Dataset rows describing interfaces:
BEGIN
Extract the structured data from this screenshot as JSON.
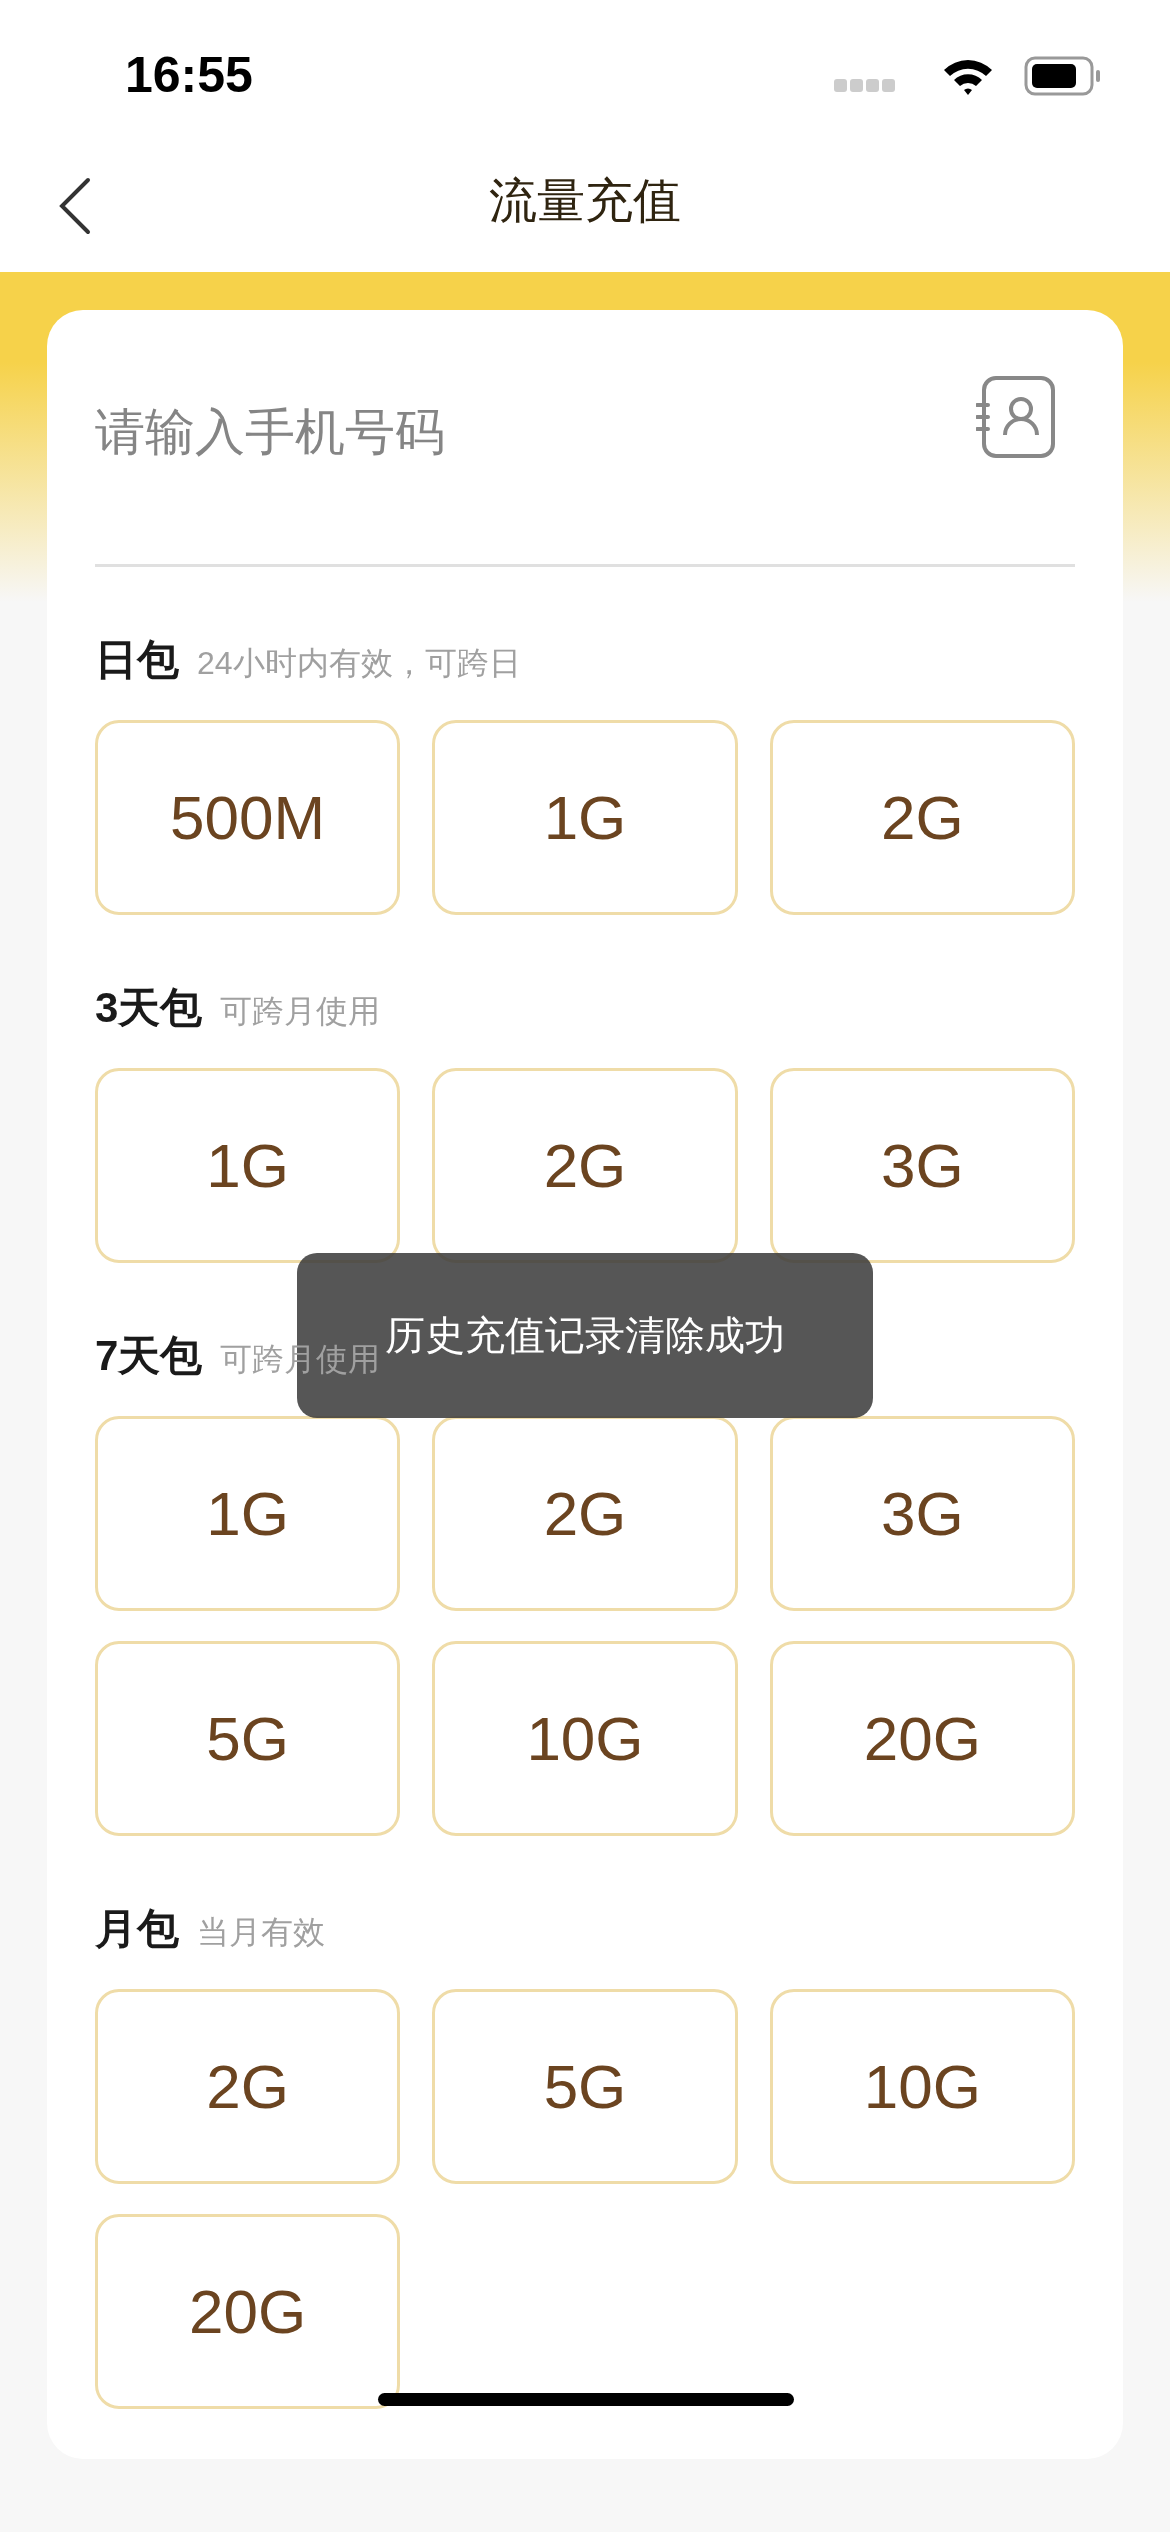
{
  "status_bar": {
    "time": "16:55"
  },
  "nav": {
    "title": "流量充值"
  },
  "phone_field": {
    "placeholder": "请输入手机号码"
  },
  "sections": [
    {
      "title": "日包",
      "hint": "24小时内有效，可跨日",
      "options": [
        "500M",
        "1G",
        "2G"
      ]
    },
    {
      "title": "3天包",
      "hint": "可跨月使用",
      "options": [
        "1G",
        "2G",
        "3G"
      ]
    },
    {
      "title": "7天包",
      "hint": "可跨月使用",
      "options": [
        "1G",
        "2G",
        "3G",
        "5G",
        "10G",
        "20G"
      ]
    },
    {
      "title": "月包",
      "hint": "当月有效",
      "options": [
        "2G",
        "5G",
        "10G",
        "20G"
      ]
    }
  ],
  "toast": "历史充值记录清除成功"
}
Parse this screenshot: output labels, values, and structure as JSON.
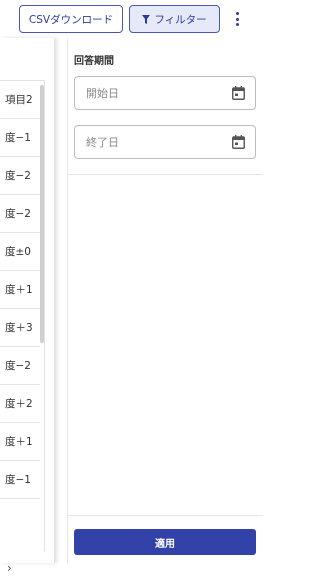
{
  "toolbar": {
    "csv_label": "CSVダウンロード",
    "filter_label": "フィルター"
  },
  "table": {
    "header": "項目2",
    "rows": [
      "度−1",
      "度−2",
      "度−2",
      "度±0",
      "度＋1",
      "度＋3",
      "度−2",
      "度＋2",
      "度＋1",
      "度−1"
    ],
    "next_glyph": "›"
  },
  "filter": {
    "period_label": "回答期間",
    "start_placeholder": "開始日",
    "end_placeholder": "終了日",
    "apply_label": "適用"
  },
  "colors": {
    "primary": "#3342a8",
    "filter_active_bg": "#e6e9f7"
  }
}
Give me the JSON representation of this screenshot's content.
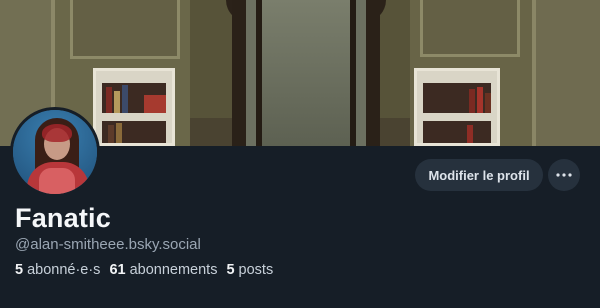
{
  "profile": {
    "display_name": "Fanatic",
    "handle": "@alan-smitheee.bsky.social",
    "edit_button_label": "Modifier le profil",
    "more_button_icon": "ellipsis-icon",
    "stats": [
      {
        "count": "5",
        "label": "abonné·e·s"
      },
      {
        "count": "61",
        "label": "abonnements"
      },
      {
        "count": "5",
        "label": "posts"
      }
    ]
  },
  "colors": {
    "background": "#161e27",
    "button_bg": "#26313d",
    "handle_text": "#9aa6b3"
  }
}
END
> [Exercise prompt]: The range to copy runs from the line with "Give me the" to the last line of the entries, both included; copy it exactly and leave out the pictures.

> [Worked solution]:
Give me the JSON representation of this screenshot's content.
{
  "profile": {
    "display_name": "Fanatic",
    "handle": "@alan-smitheee.bsky.social",
    "edit_button_label": "Modifier le profil",
    "more_button_icon": "ellipsis-icon",
    "stats": [
      {
        "count": "5",
        "label": "abonné·e·s"
      },
      {
        "count": "61",
        "label": "abonnements"
      },
      {
        "count": "5",
        "label": "posts"
      }
    ]
  },
  "colors": {
    "background": "#161e27",
    "button_bg": "#26313d",
    "handle_text": "#9aa6b3"
  }
}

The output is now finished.